_Exercise material_:
+++

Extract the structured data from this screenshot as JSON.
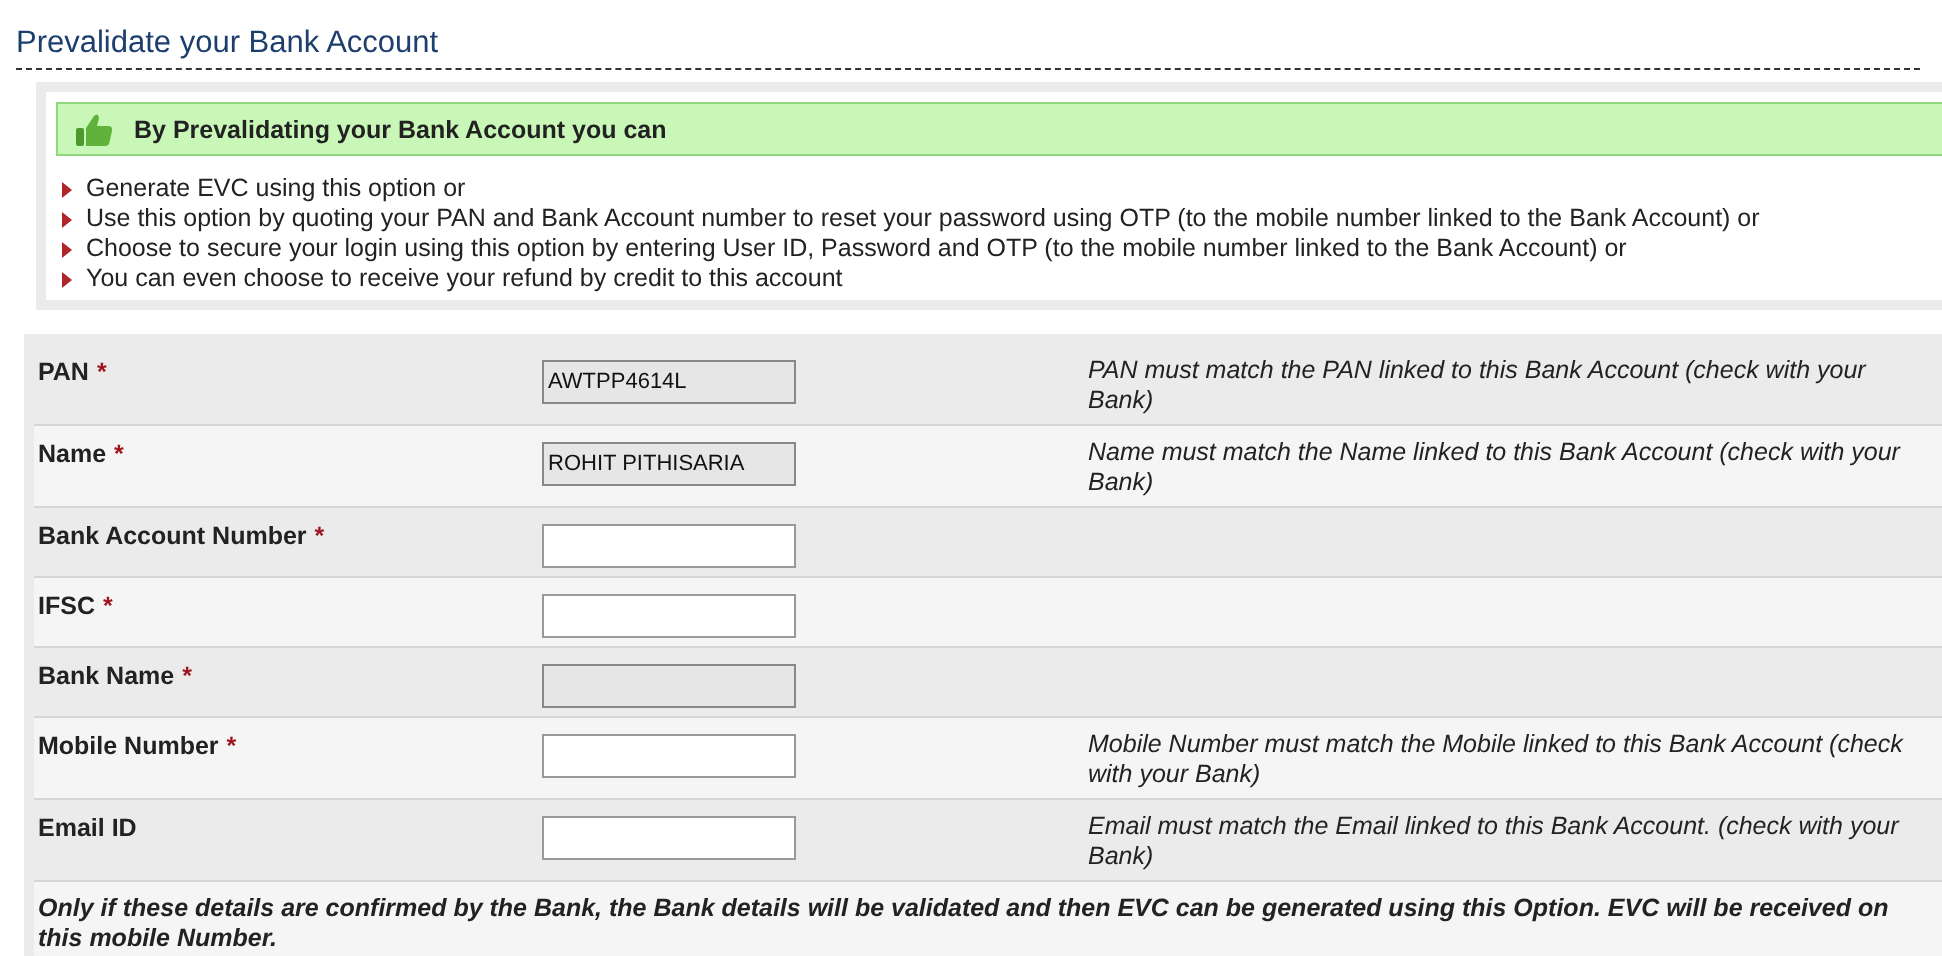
{
  "title": "Prevalidate your Bank Account",
  "banner": {
    "text": "By Prevalidating your Bank Account you can"
  },
  "options": [
    "Generate EVC using this option or",
    "Use this option by quoting your PAN and Bank Account number to reset your password using OTP (to the mobile number linked to the Bank Account) or",
    "Choose to secure your login using this option by entering User ID, Password and OTP (to the mobile number linked to the Bank Account) or",
    "You can even choose to receive your refund by credit to this account"
  ],
  "fields": [
    {
      "label": "PAN",
      "required_mark": "*",
      "value": "AWTPP4614L",
      "disabled": true,
      "hint": "PAN must match the PAN linked to this Bank Account (check with your Bank)"
    },
    {
      "label": "Name",
      "required_mark": "*",
      "value": "ROHIT PITHISARIA",
      "disabled": true,
      "hint": "Name must match the Name linked to this Bank Account (check with your Bank)"
    },
    {
      "label": "Bank Account Number",
      "required_mark": "*",
      "disabled": false
    },
    {
      "label": "IFSC",
      "required_mark": "*",
      "disabled": false
    },
    {
      "label": "Bank Name",
      "required_mark": "*",
      "disabled": true
    },
    {
      "label": "Mobile Number",
      "required_mark": "*",
      "disabled": false,
      "hint": "Mobile Number must match the Mobile linked to this Bank Account (check with your Bank)"
    },
    {
      "label": "Email ID",
      "disabled": false,
      "hint": "Email must match the Email linked to this Bank Account. (check with your Bank)"
    }
  ],
  "note": "Only if these details are confirmed by the Bank, the Bank details will be validated and then EVC can be generated using this Option. EVC will be received on this mobile Number."
}
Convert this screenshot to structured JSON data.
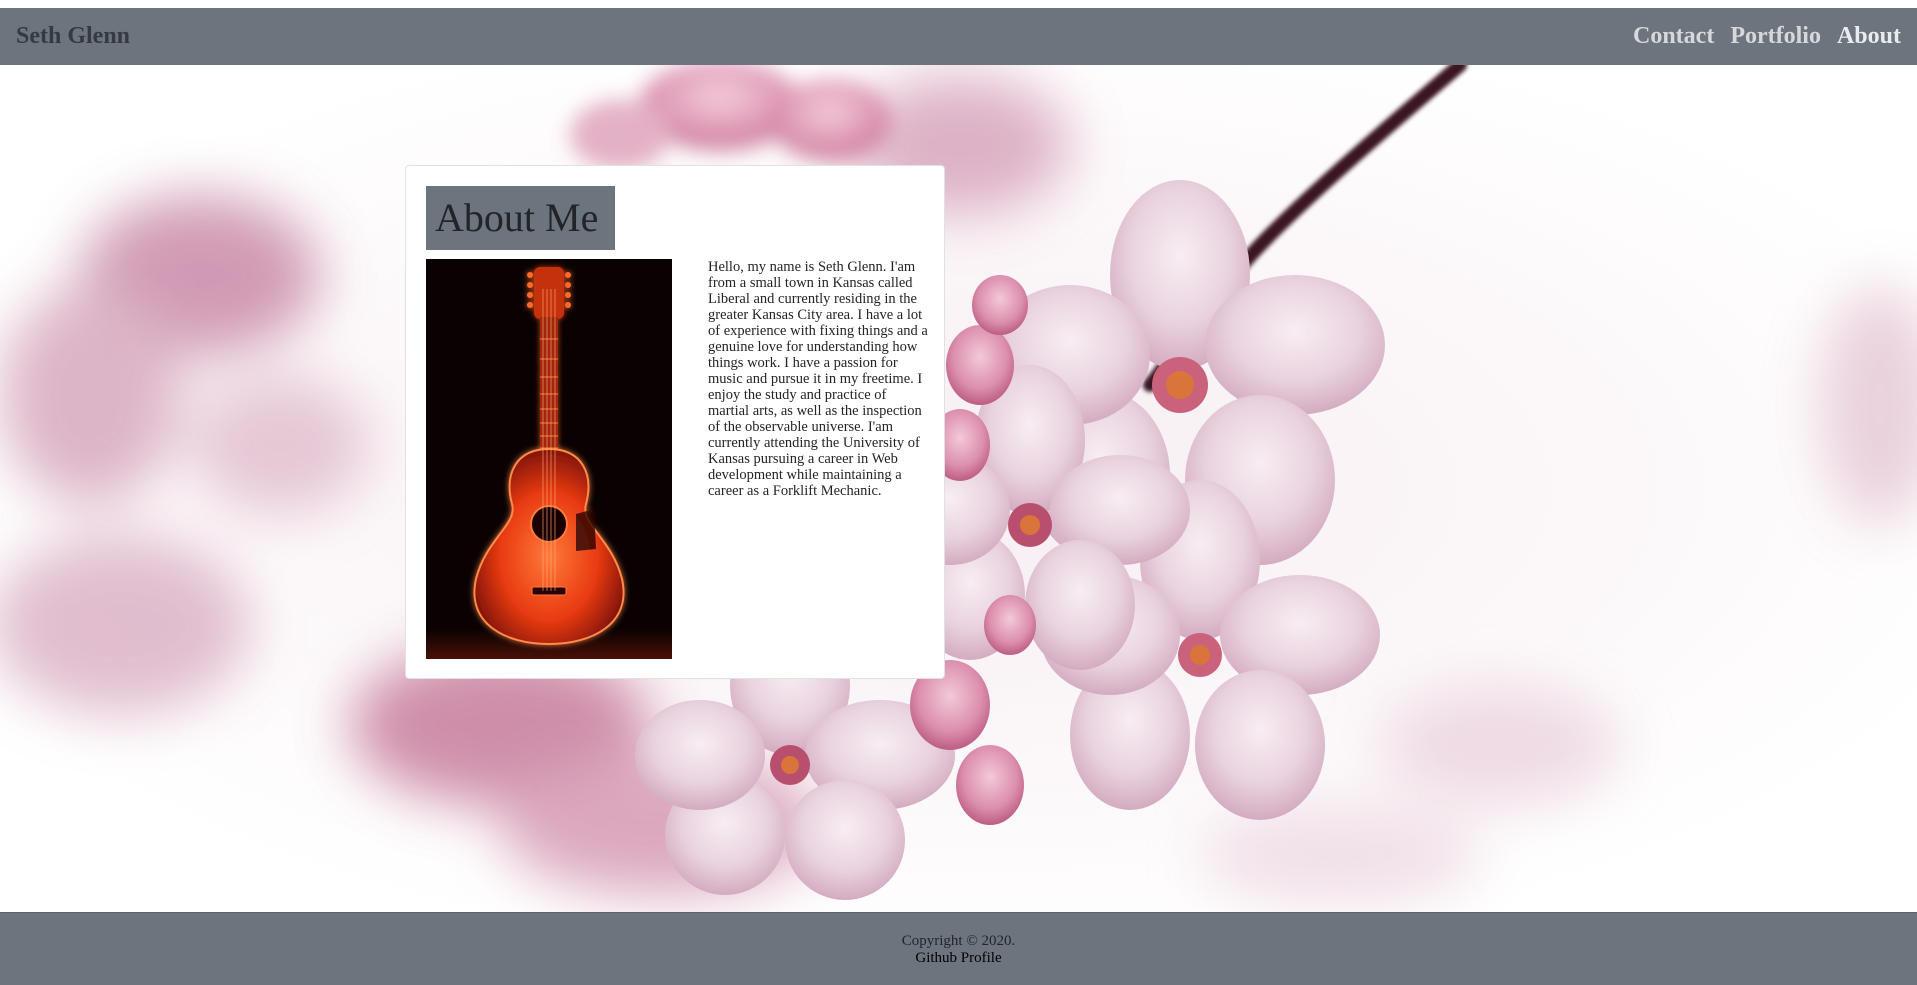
{
  "navbar": {
    "brand": "Seth Glenn",
    "links": [
      {
        "label": "Contact"
      },
      {
        "label": "Portfolio"
      },
      {
        "label": "About"
      }
    ]
  },
  "about": {
    "title": "About Me",
    "image": "acoustic-guitar-photo",
    "bio": "Hello, my name is Seth Glenn. I'am from a small town in Kansas called Liberal and currently residing in the greater Kansas City area. I have a lot of experience with fixing things and a genuine love for understanding how things work. I have a passion for music and pursue it in my freetime. I enjoy the study and practice of martial arts, as well as the inspection of the observable universe. I'am currently attending the University of Kansas pursuing a career in Web development while maintaining a career as a Forklift Mechanic."
  },
  "footer": {
    "copyright": "Copyright © 2020.",
    "github_label": "Github Profile"
  },
  "colors": {
    "navbar_bg": "#6c757d",
    "brand": "#343a40",
    "nav_link": "#d6d8db",
    "blossom_pink": "#e8c3d4",
    "blossom_dark": "#b8577e",
    "guitar_glow": "#ff4a1c"
  }
}
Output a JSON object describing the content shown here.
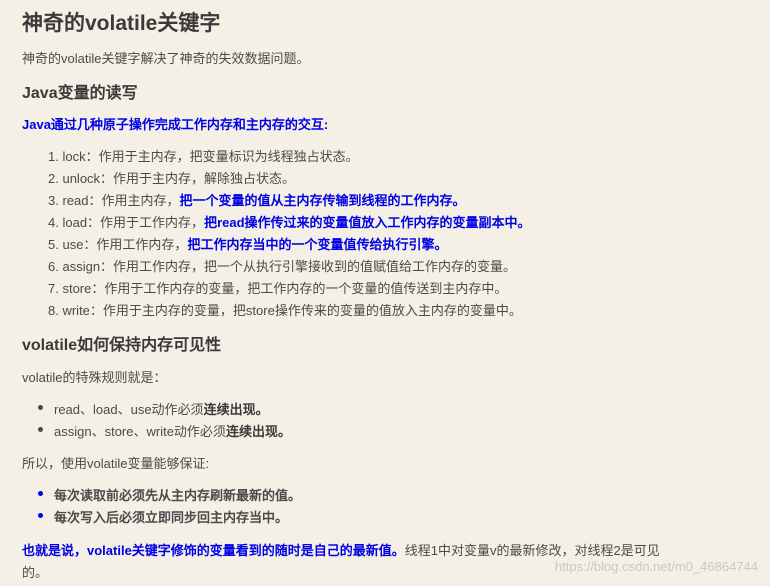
{
  "title": "神奇的volatile关键字",
  "intro": "神奇的volatile关键字解决了神奇的失效数据问题。",
  "section1": {
    "heading": "Java变量的读写",
    "lead": "Java通过几种原子操作完成工作内存和主内存的交互:",
    "items": [
      {
        "num": "1.",
        "text": "lock：作用于主内存，把变量标识为线程独占状态。",
        "emph": ""
      },
      {
        "num": "2.",
        "text": "unlock：作用于主内存，解除独占状态。",
        "emph": ""
      },
      {
        "num": "3.",
        "text": "read：作用主内存，",
        "emph": "把一个变量的值从主内存传输到线程的工作内存。"
      },
      {
        "num": "4.",
        "text": "load：作用于工作内存，",
        "emph": "把read操作传过来的变量值放入工作内存的变量副本中。"
      },
      {
        "num": "5.",
        "text": "use：作用工作内存，",
        "emph": "把工作内存当中的一个变量值传给执行引擎。"
      },
      {
        "num": "6.",
        "text": "assign：作用工作内存，把一个从执行引擎接收到的值赋值给工作内存的变量。",
        "emph": ""
      },
      {
        "num": "7.",
        "text": "store：作用于工作内存的变量，把工作内存的一个变量的值传送到主内存中。",
        "emph": ""
      },
      {
        "num": "8.",
        "text": "write：作用于主内存的变量，把store操作传来的变量的值放入主内存的变量中。",
        "emph": ""
      }
    ]
  },
  "section2": {
    "heading": "volatile如何保持内存可见性",
    "rules_intro": "volatile的特殊规则就是：",
    "rules": [
      {
        "text": "read、load、use动作必须",
        "strong": "连续出现。"
      },
      {
        "text": "assign、store、write动作必须",
        "strong": "连续出现。"
      }
    ],
    "guarantee_intro": "所以，使用volatile变量能够保证:",
    "guarantees": [
      "每次读取前必须先从主内存刷新最新的值。",
      "每次写入后必须立即同步回主内存当中。"
    ],
    "conclusion_emph": "也就是说，volatile关键字修饰的变量看到的随时是自己的最新值。",
    "conclusion_rest": "线程1中对变量v的最新修改，对线程2是可见",
    "conclusion_tail": "的。"
  },
  "watermark": "https://blog.csdn.net/m0_46864744"
}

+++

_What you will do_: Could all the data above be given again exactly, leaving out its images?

_Task result_:
Extract the structured data from this screenshot as JSON.
{
  "title": "Prevalidate your Bank Account",
  "banner": {
    "text": "By Prevalidating your Bank Account you can"
  },
  "options": [
    "Generate EVC using this option or",
    "Use this option by quoting your PAN and Bank Account number to reset your password using OTP (to the mobile number linked to the Bank Account) or",
    "Choose to secure your login using this option by entering User ID, Password and OTP (to the mobile number linked to the Bank Account) or",
    "You can even choose to receive your refund by credit to this account"
  ],
  "fields": [
    {
      "label": "PAN",
      "required_mark": "*",
      "value": "AWTPP4614L",
      "disabled": true,
      "hint": "PAN must match the PAN linked to this Bank Account (check with your Bank)"
    },
    {
      "label": "Name",
      "required_mark": "*",
      "value": "ROHIT PITHISARIA",
      "disabled": true,
      "hint": "Name must match the Name linked to this Bank Account (check with your Bank)"
    },
    {
      "label": "Bank Account Number",
      "required_mark": "*",
      "disabled": false
    },
    {
      "label": "IFSC",
      "required_mark": "*",
      "disabled": false
    },
    {
      "label": "Bank Name",
      "required_mark": "*",
      "disabled": true
    },
    {
      "label": "Mobile Number",
      "required_mark": "*",
      "disabled": false,
      "hint": "Mobile Number must match the Mobile linked to this Bank Account (check with your Bank)"
    },
    {
      "label": "Email ID",
      "disabled": false,
      "hint": "Email must match the Email linked to this Bank Account. (check with your Bank)"
    }
  ],
  "note": "Only if these details are confirmed by the Bank, the Bank details will be validated and then EVC can be generated using this Option. EVC will be received on this mobile Number."
}
Convert this screenshot to structured JSON data.
{
  "navbar": {
    "brand": "Seth Glenn",
    "links": [
      {
        "label": "Contact"
      },
      {
        "label": "Portfolio"
      },
      {
        "label": "About"
      }
    ]
  },
  "about": {
    "title": "About Me",
    "image": "acoustic-guitar-photo",
    "bio": "Hello, my name is Seth Glenn. I'am from a small town in Kansas called Liberal and currently residing in the greater Kansas City area. I have a lot of experience with fixing things and a genuine love for understanding how things work. I have a passion for music and pursue it in my freetime. I enjoy the study and practice of martial arts, as well as the inspection of the observable universe. I'am currently attending the University of Kansas pursuing a career in Web development while maintaining a career as a Forklift Mechanic."
  },
  "footer": {
    "copyright": "Copyright © 2020.",
    "github_label": "Github Profile"
  },
  "colors": {
    "navbar_bg": "#6c757d",
    "brand": "#343a40",
    "nav_link": "#d6d8db",
    "blossom_pink": "#e8c3d4",
    "blossom_dark": "#b8577e",
    "guitar_glow": "#ff4a1c"
  }
}
Output a JSON object describing the content shown here.
{
  "title": "神奇的volatile关键字",
  "intro": "神奇的volatile关键字解决了神奇的失效数据问题。",
  "section1": {
    "heading": "Java变量的读写",
    "lead": "Java通过几种原子操作完成工作内存和主内存的交互:",
    "items": [
      {
        "num": "1.",
        "text": "lock：作用于主内存，把变量标识为线程独占状态。",
        "emph": ""
      },
      {
        "num": "2.",
        "text": "unlock：作用于主内存，解除独占状态。",
        "emph": ""
      },
      {
        "num": "3.",
        "text": "read：作用主内存，",
        "emph": "把一个变量的值从主内存传输到线程的工作内存。"
      },
      {
        "num": "4.",
        "text": "load：作用于工作内存，",
        "emph": "把read操作传过来的变量值放入工作内存的变量副本中。"
      },
      {
        "num": "5.",
        "text": "use：作用工作内存，",
        "emph": "把工作内存当中的一个变量值传给执行引擎。"
      },
      {
        "num": "6.",
        "text": "assign：作用工作内存，把一个从执行引擎接收到的值赋值给工作内存的变量。",
        "emph": ""
      },
      {
        "num": "7.",
        "text": "store：作用于工作内存的变量，把工作内存的一个变量的值传送到主内存中。",
        "emph": ""
      },
      {
        "num": "8.",
        "text": "write：作用于主内存的变量，把store操作传来的变量的值放入主内存的变量中。",
        "emph": ""
      }
    ]
  },
  "section2": {
    "heading": "volatile如何保持内存可见性",
    "rules_intro": "volatile的特殊规则就是：",
    "rules": [
      {
        "text": "read、load、use动作必须",
        "strong": "连续出现。"
      },
      {
        "text": "assign、store、write动作必须",
        "strong": "连续出现。"
      }
    ],
    "guarantee_intro": "所以，使用volatile变量能够保证:",
    "guarantees": [
      "每次读取前必须先从主内存刷新最新的值。",
      "每次写入后必须立即同步回主内存当中。"
    ],
    "conclusion_emph": "也就是说，volatile关键字修饰的变量看到的随时是自己的最新值。",
    "conclusion_rest": "线程1中对变量v的最新修改，对线程2是可见",
    "conclusion_tail": "的。"
  },
  "watermark": "https://blog.csdn.net/m0_46864744"
}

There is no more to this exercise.